Every now and then I hear something and it just makes me stop and think.
A few months ago I heard this priest talking about the divorce rate and a wedding tradition in a small town in Croatia. Seems that in the small town of Kerzegovina (population 13,000) the divorce rate is very low (some claim there has never been a divorce). I haven’t checked the stats on this so I can’t confirm nor deny the accuracy of this claim.
Supposing this fact is true, one wonders what’s going on in this town. How have they kept divorce from infiltrating their community and destroying the hearts and hopes of men, women and children? There are some who believe the marriage covenant in this community is strengthened by a perspective on marriage expressed in a unique wedding tradition commonly practiced in this Catholic community.
In the small town of Herzegovina, when a Catholic couple is married, they are told:
You have found your cross. It is a cross to be loved, to be carried, a cross not to be thrown away, but to be cherished.
In Herzegovina, the cross represents the greatest love. During the marriage ceremony, the bride and groom place their hands together on a crucifix. Then they kiss, not each other, but the cross. The crucifix they kiss at their wedding then becomes a focal point of their home. It’s a reminder that if one should abandon the other, they cannot do so without abandoning Jesus Crucified.
Ok, I have to admit, it’s not all that “romantic.” But then anyone who has been married for a while knows that contrary to our cultural traditions and stereotypes, marriage isn’t only about the romance and “feel good” stuff. No, marriage is about so much more.
So, this tradition made me think. Instead of allowing the world to teach our children that marriage is about finding someone who makes you happy, who “completes you,” and who adores you, what if we teach them that the primary purpose in marriage (like any vocation in life) is loving and serving God by loving and serving those around you (in this case, your family). What if we focused on marriage as a means of becoming more like Jesus and committing to helping your spouse to love Jesus and others too instead of seeing it as a means of “self-fulfillment.

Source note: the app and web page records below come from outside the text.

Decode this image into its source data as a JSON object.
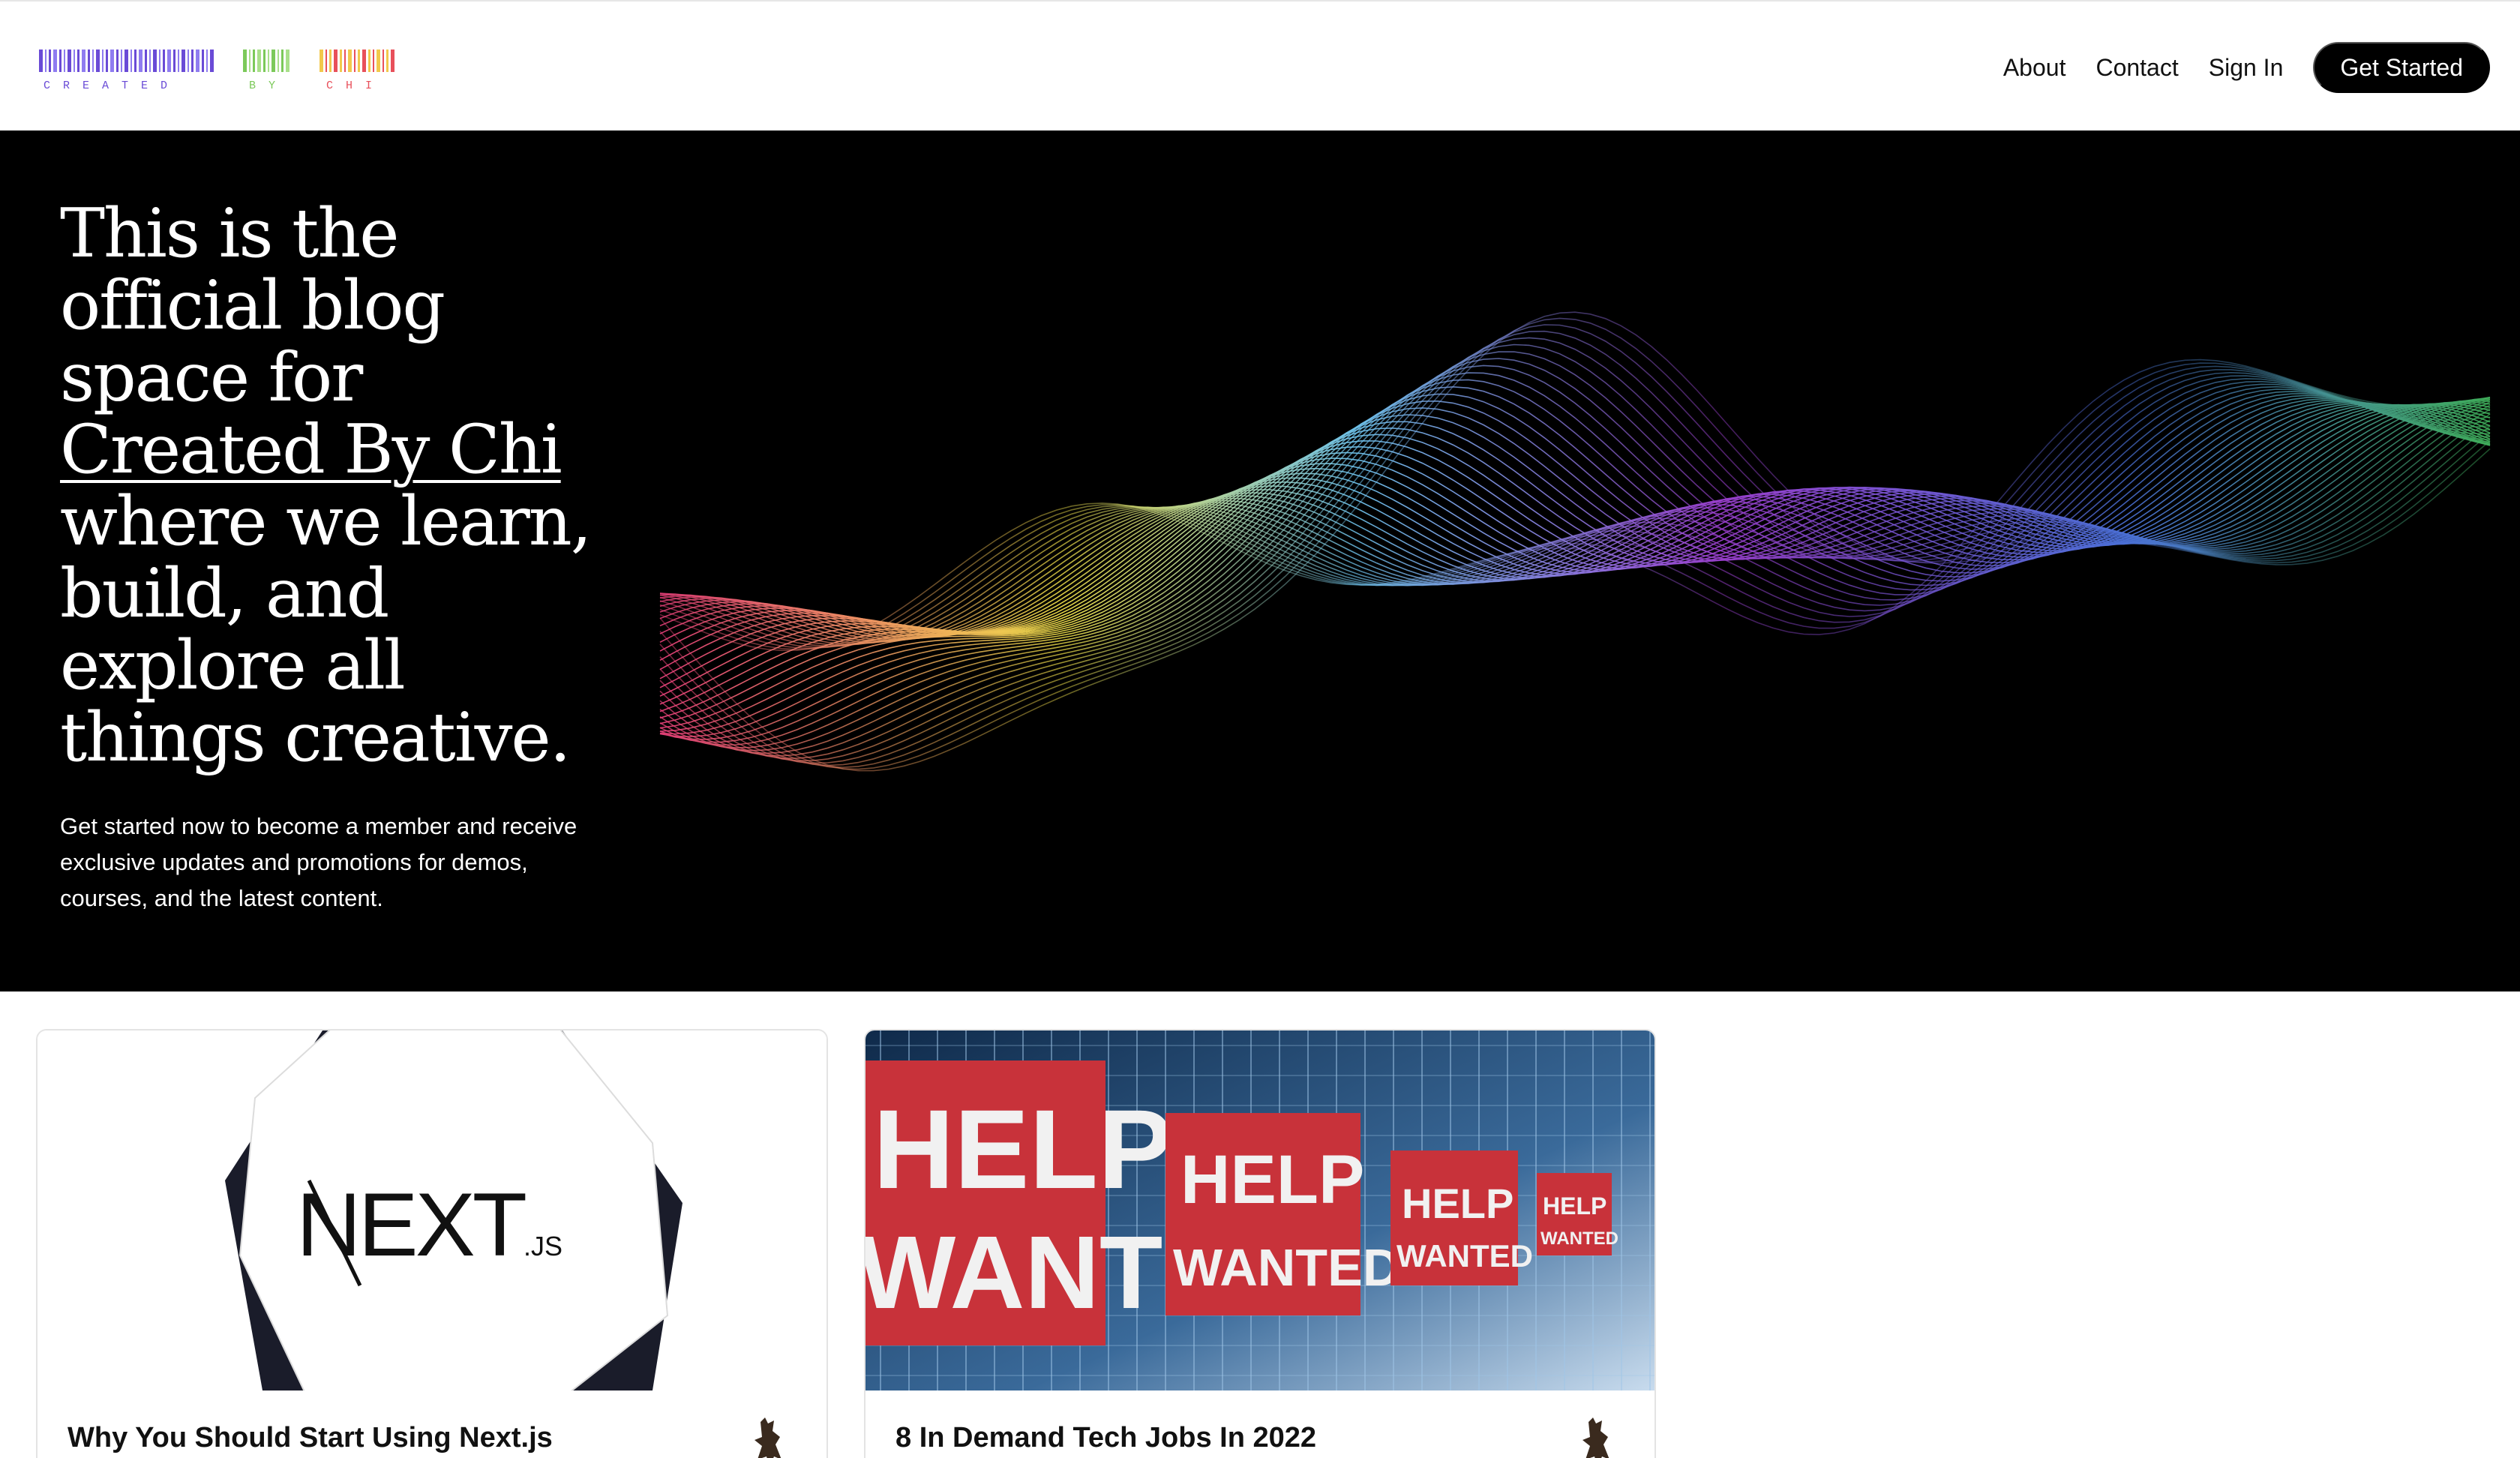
{
  "header": {
    "logo": {
      "word1": "CREATED",
      "word2": "BY",
      "word3": "CHI",
      "colors": {
        "word1": "#6a4bd6",
        "word2": "#7cc95a",
        "word3_start": "#f2c94c",
        "word3_end": "#e8505b"
      }
    },
    "nav": {
      "about": "About",
      "contact": "Contact",
      "sign_in": "Sign In",
      "get_started": "Get Started"
    }
  },
  "hero": {
    "title_before": "This is the official blog space for",
    "title_brand": "Created By Chi",
    "title_after": "where we learn, build, and explore all things creative.",
    "subtitle": "Get started now to become a member and receive exclusive updates and promotions for demos, courses, and the latest content.",
    "background": "#000000",
    "wave_colors": [
      "#e8407a",
      "#f0e04a",
      "#6fc3ec",
      "#9b3fcf",
      "#4a6fd6",
      "#3fae5a"
    ]
  },
  "cards": [
    {
      "title": "Why You Should Start Using Next.js",
      "image_icon": "nextjs-logo-icon",
      "image_text_main": "NEXT",
      "image_text_sub": ".JS",
      "avatar_icon": "author-avatar-icon"
    },
    {
      "title": "8 In Demand Tech Jobs In 2022",
      "image_icon": "help-wanted-server-room-image",
      "image_signs": [
        {
          "line1": "HELP",
          "line2": "WANTED"
        },
        {
          "line1": "HELP",
          "line2": "WANTED"
        },
        {
          "line1": "HELP",
          "line2": "WANTED"
        },
        {
          "line1": "HELP",
          "line2": "WANTED"
        }
      ],
      "avatar_icon": "author-avatar-icon"
    }
  ]
}
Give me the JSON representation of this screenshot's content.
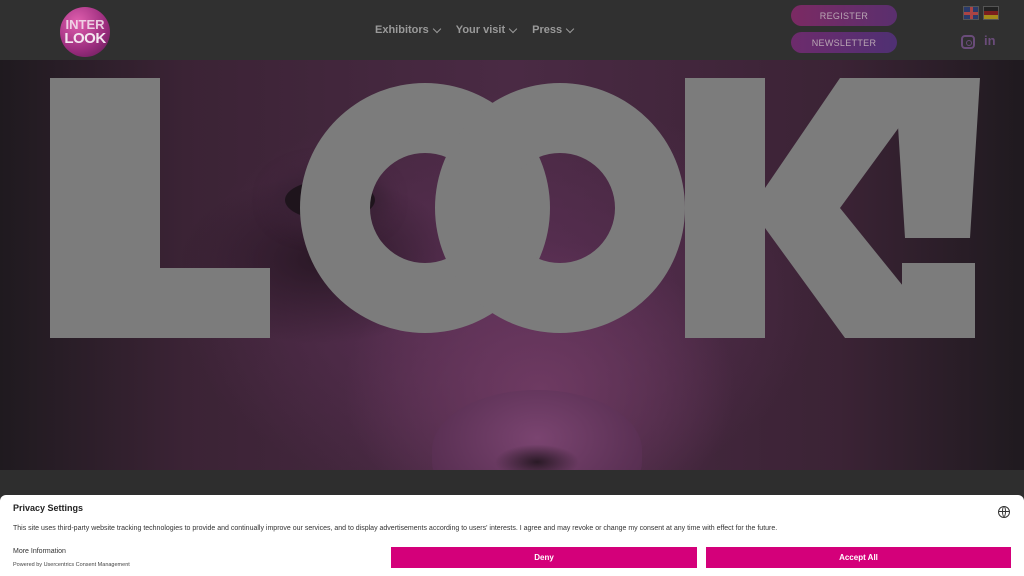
{
  "header": {
    "logo": {
      "line1": "INTER",
      "line2": "LOOK"
    },
    "nav": [
      {
        "label": "Exhibitors"
      },
      {
        "label": "Your visit"
      },
      {
        "label": "Press"
      }
    ],
    "register_label": "REGISTER",
    "newsletter_label": "NEWSLETTER",
    "flags": [
      "flag-en-icon",
      "flag-de-icon"
    ],
    "social": {
      "linkedin": "in"
    }
  },
  "hero": {
    "headline": "LOOK!"
  },
  "consent": {
    "title": "Privacy Settings",
    "text": "This site uses third-party website tracking technologies to provide and continually improve our services, and to display advertisements according to users' interests. I agree and may revoke or change my consent at any time with effect for the future.",
    "more_info": "More Information",
    "powered_by": "Powered by Usercentrics Consent Management",
    "deny_label": "Deny",
    "accept_label": "Accept All"
  },
  "colors": {
    "accent": "#d4007a",
    "header_bg": "#303030",
    "hero_word": "#7c7c7c"
  }
}
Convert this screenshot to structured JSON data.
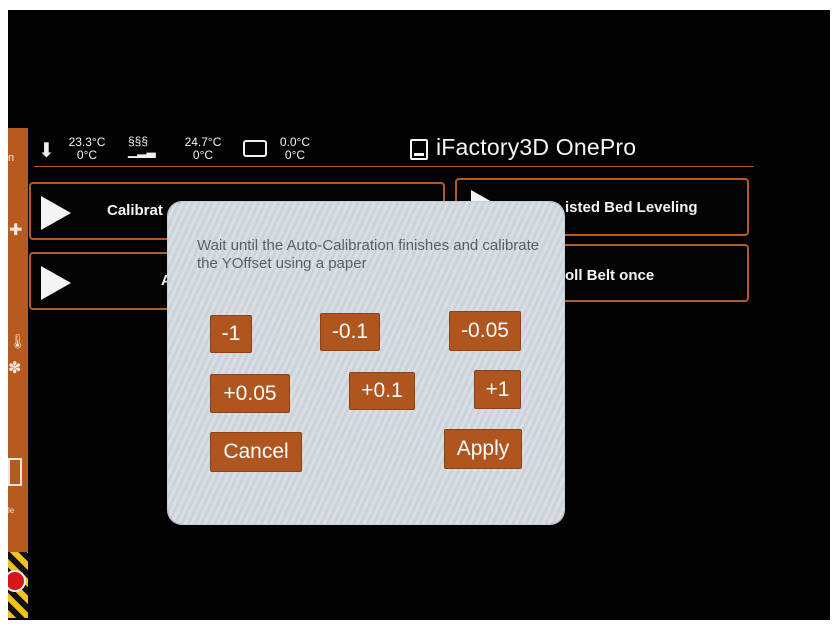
{
  "status": {
    "nozzle": {
      "icon": "nozzle-icon",
      "current": "23.3°C",
      "target": "0°C"
    },
    "bed": {
      "icon": "heated-bed-icon",
      "current": "24.7°C",
      "target": "0°C"
    },
    "chamber": {
      "icon": "chamber-icon",
      "current": "0.0°C",
      "target": "0°C"
    },
    "title": "iFactory3D OnePro"
  },
  "menu": {
    "calibrate_label": "Calibrat",
    "assisted_label": "isted Bed Leveling",
    "second_left_label": "A",
    "roll_label": "oll Belt once"
  },
  "sidebar": {
    "letter_top": "n",
    "label_bottom": "le"
  },
  "dialog": {
    "message": "Wait until the Auto-Calibration finishes and calibrate the YOffset using a paper",
    "buttons": {
      "minus_1": "-1",
      "minus_01": "-0.1",
      "minus_005": "-0.05",
      "plus_005": "+0.05",
      "plus_01": "+0.1",
      "plus_1": "+1",
      "cancel": "Cancel",
      "apply": "Apply"
    }
  },
  "colors": {
    "accent": "#b75a1f",
    "button": "#ae5520",
    "dialog_bg": "#d9dee5",
    "background": "#020202"
  }
}
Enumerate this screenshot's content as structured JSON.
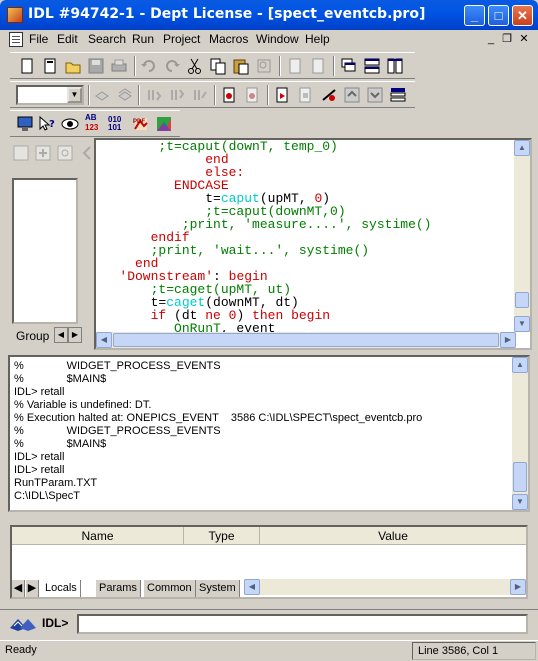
{
  "window": {
    "title": "IDL #94742-1 - Dept License - [spect_eventcb.pro]",
    "minimize_glyph": "_",
    "maximize_glyph": "□",
    "close_glyph": "✕"
  },
  "menu": {
    "items": [
      "File",
      "Edit",
      "Search",
      "Run",
      "Project",
      "Macros",
      "Window",
      "Help"
    ],
    "mdi_minimize": "_",
    "mdi_restore": "❐",
    "mdi_close": "✕"
  },
  "toolbar": {
    "icons_row1": [
      "new-file-icon",
      "new-doc-icon",
      "open-icon",
      "save-icon",
      "print-icon",
      "undo-icon",
      "redo-icon",
      "cut-icon",
      "copy-icon",
      "paste-icon",
      "find-icon",
      "indent-icon",
      "outdent-icon",
      "cascade-icon",
      "tile-horizontal-icon",
      "tile-vertical-icon"
    ],
    "icons_row2": [
      "compile-icon",
      "compile-all-icon",
      "step-into-icon",
      "step-over-icon",
      "step-out-icon",
      "breakpoint-icon",
      "clear-breakpoints-icon",
      "run-icon",
      "stop-icon",
      "reset-icon",
      "trace-up-icon",
      "trace-down-icon",
      "profile-icon"
    ],
    "icons_row3": [
      "monitor-icon",
      "help-cursor-icon",
      "eye-icon",
      "ab123-icon",
      "binary-icon",
      "pdf-icon",
      "palette-icon"
    ],
    "combo_value": "",
    "ab_text": "AB",
    "num_text": "123",
    "bin_text": "010 101",
    "pdf_text": "PDF"
  },
  "left_panel": {
    "group_label": "Group"
  },
  "editor": {
    "lines": [
      {
        "indent": "        ",
        "parts": [
          {
            "t": ";t=caput(downT, temp_0)",
            "c": "#007f00"
          }
        ]
      },
      {
        "indent": "              ",
        "parts": [
          {
            "t": "end",
            "c": "#cc0000"
          }
        ]
      },
      {
        "indent": "              ",
        "parts": [
          {
            "t": "else:",
            "c": "#cc0000"
          }
        ]
      },
      {
        "indent": "          ",
        "parts": [
          {
            "t": "ENDCASE",
            "c": "#cc0000"
          }
        ]
      },
      {
        "indent": "              ",
        "parts": [
          {
            "t": "t=",
            "c": "#000000"
          },
          {
            "t": "caput",
            "c": "#00cccc"
          },
          {
            "t": "(upMT, ",
            "c": "#000000"
          },
          {
            "t": "0",
            "c": "#cc0000"
          },
          {
            "t": ")",
            "c": "#000000"
          }
        ]
      },
      {
        "indent": "              ",
        "parts": [
          {
            "t": ";t=caput(downMT,0)",
            "c": "#007f00"
          }
        ]
      },
      {
        "indent": "           ",
        "parts": [
          {
            "t": ";print, 'measure....', systime()",
            "c": "#007f00"
          }
        ]
      },
      {
        "indent": "       ",
        "parts": [
          {
            "t": "endif",
            "c": "#cc0000"
          }
        ]
      },
      {
        "indent": "       ",
        "parts": [
          {
            "t": ";print, 'wait...', systime()",
            "c": "#007f00"
          }
        ]
      },
      {
        "indent": "     ",
        "parts": [
          {
            "t": "end",
            "c": "#cc0000"
          }
        ]
      },
      {
        "indent": "   ",
        "parts": [
          {
            "t": "'Downstream'",
            "c": "#cc0000"
          },
          {
            "t": ": ",
            "c": "#000000"
          },
          {
            "t": "begin",
            "c": "#cc0000"
          }
        ]
      },
      {
        "indent": "       ",
        "parts": [
          {
            "t": ";t=caget(upMT, ut)",
            "c": "#007f00"
          }
        ]
      },
      {
        "indent": "       ",
        "parts": [
          {
            "t": "t=",
            "c": "#000000"
          },
          {
            "t": "caget",
            "c": "#00cccc"
          },
          {
            "t": "(downMT, dt)",
            "c": "#000000"
          }
        ]
      },
      {
        "indent": "       ",
        "parts": [
          {
            "t": "if",
            "c": "#cc0000"
          },
          {
            "t": " (dt ",
            "c": "#000000"
          },
          {
            "t": "ne",
            "c": "#cc0000"
          },
          {
            "t": " ",
            "c": "#000000"
          },
          {
            "t": "0",
            "c": "#cc0000"
          },
          {
            "t": ") ",
            "c": "#000000"
          },
          {
            "t": "then begin",
            "c": "#cc0000"
          }
        ]
      },
      {
        "indent": "          ",
        "parts": [
          {
            "t": "OnRunT",
            "c": "#007f00"
          },
          {
            "t": ", event",
            "c": "#000000"
          }
        ]
      }
    ]
  },
  "output": {
    "lines": [
      "%              WIDGET_PROCESS_EVENTS",
      "%              $MAIN$",
      "IDL> retall",
      "% Variable is undefined: DT.",
      "% Execution halted at: ONEPICS_EVENT    3586 C:\\IDL\\SPECT\\spect_eventcb.pro",
      "%              WIDGET_PROCESS_EVENTS",
      "%              $MAIN$",
      "IDL> retall",
      "IDL> retall",
      "RunTParam.TXT",
      "C:\\IDL\\SpecT"
    ]
  },
  "variables": {
    "columns": [
      "Name",
      "Type",
      "Value"
    ],
    "tabs": [
      "Locals",
      "Params",
      "Common",
      "System"
    ],
    "active_tab": "Locals"
  },
  "command": {
    "prompt": "IDL>",
    "value": ""
  },
  "status": {
    "left": "Ready",
    "position": "Line 3586, Col 1"
  },
  "scroll_arrows": {
    "up": "▲",
    "down": "▼",
    "left": "◀",
    "right": "▶"
  }
}
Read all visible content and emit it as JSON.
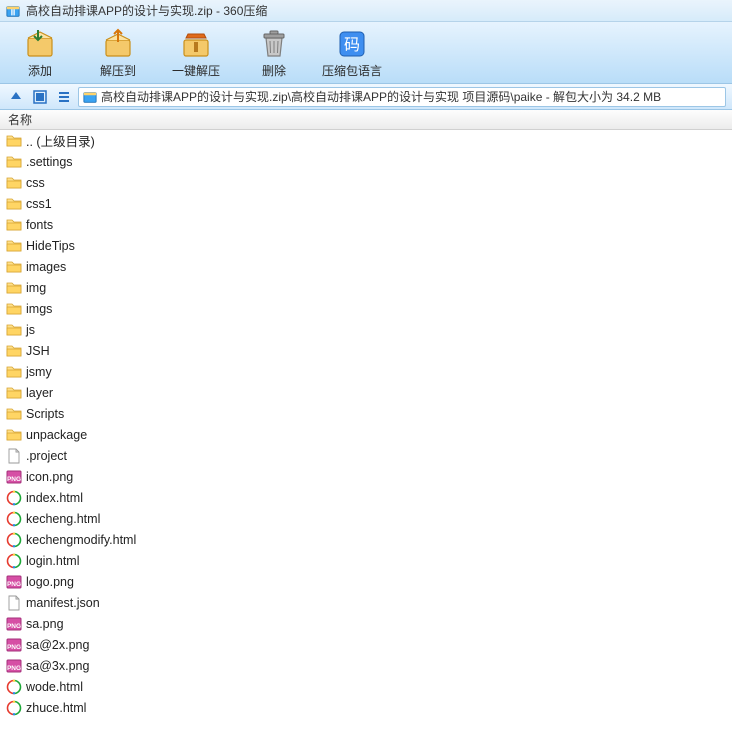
{
  "title": "高校自动排课APP的设计与实现.zip - 360压缩",
  "toolbar": {
    "add": "添加",
    "extract_to": "解压到",
    "one_click_extract": "一键解压",
    "delete": "删除",
    "lang": "压缩包语言"
  },
  "addressbar": {
    "path": "高校自动排课APP的设计与实现.zip\\高校自动排课APP的设计与实现 项目源码\\paike - 解包大小为 34.2 MB"
  },
  "columns": {
    "name": "名称"
  },
  "files": [
    {
      "name": ".. (上级目录)",
      "icon": "folder"
    },
    {
      "name": ".settings",
      "icon": "folder"
    },
    {
      "name": "css",
      "icon": "folder"
    },
    {
      "name": "css1",
      "icon": "folder"
    },
    {
      "name": "fonts",
      "icon": "folder"
    },
    {
      "name": "HideTips",
      "icon": "folder"
    },
    {
      "name": "images",
      "icon": "folder"
    },
    {
      "name": "img",
      "icon": "folder"
    },
    {
      "name": "imgs",
      "icon": "folder"
    },
    {
      "name": "js",
      "icon": "folder"
    },
    {
      "name": "JSH",
      "icon": "folder"
    },
    {
      "name": "jsmy",
      "icon": "folder"
    },
    {
      "name": "layer",
      "icon": "folder"
    },
    {
      "name": "Scripts",
      "icon": "folder"
    },
    {
      "name": "unpackage",
      "icon": "folder"
    },
    {
      "name": ".project",
      "icon": "file"
    },
    {
      "name": "icon.png",
      "icon": "png"
    },
    {
      "name": "index.html",
      "icon": "html"
    },
    {
      "name": "kecheng.html",
      "icon": "html"
    },
    {
      "name": "kechengmodify.html",
      "icon": "html"
    },
    {
      "name": "login.html",
      "icon": "html"
    },
    {
      "name": "logo.png",
      "icon": "png"
    },
    {
      "name": "manifest.json",
      "icon": "file"
    },
    {
      "name": "sa.png",
      "icon": "png"
    },
    {
      "name": "sa@2x.png",
      "icon": "png"
    },
    {
      "name": "sa@3x.png",
      "icon": "png"
    },
    {
      "name": "wode.html",
      "icon": "html"
    },
    {
      "name": "zhuce.html",
      "icon": "html"
    }
  ]
}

Instead of thinking of marriage as a “right” (i.e. my right to be happy and to not be alone, my right to fulfill my physical and emotional desires, my right to have children, my right to be loved), what if more people saw marriage as a true covenant; a covenant in which one surrenders their “rights” just like Jesus did when he came to fulfill the Father’s covenant with us. A covenant fulfilled when Jesus came to carry the cross for us.
Again, I know this is not so “romantic” in the traditional sense of the word. But then given the statistics of marriage and divorce among Christians perhaps it’s time to redefine “true romance.” Maybe the self-serving romantic fairy tale of marriage we’ve been handed by our culture is another one of the enemy’s lies we’ve believed.
What if the real image of marriage we should hold onto is that of each spouse carrying a cross for the love of their life, like Jesus did for us?
Hmmmm….I can’t help but wonder if our brothers and sisters over there in Herzegovina might not be onto something.
*Note: A few disclaimers and qualifiers…
- Marriage, divorce and re-marriage are touchy subjects. Please don’t read into this any judgmental overtones. These are the musings of an a “idealist” who often has high expectations of herself and the world around her; one of my strengths and my weaknesses. That being said, this post is not a diatribe against those who find themself divorced. It’s really about the hope of what Christian marriages can become.
- I should also make the disclaimer that in no way am I suggesting that all of marriage is about “carrying a cross” and there is no place for “romance,” emotional and physical fulfillment, joy and contentment. I’m just suggesting the pendulum has swung too far in the direction of “self-love” in marriage instead of an other-centered, self-giving love that Jesus calls us to show one another.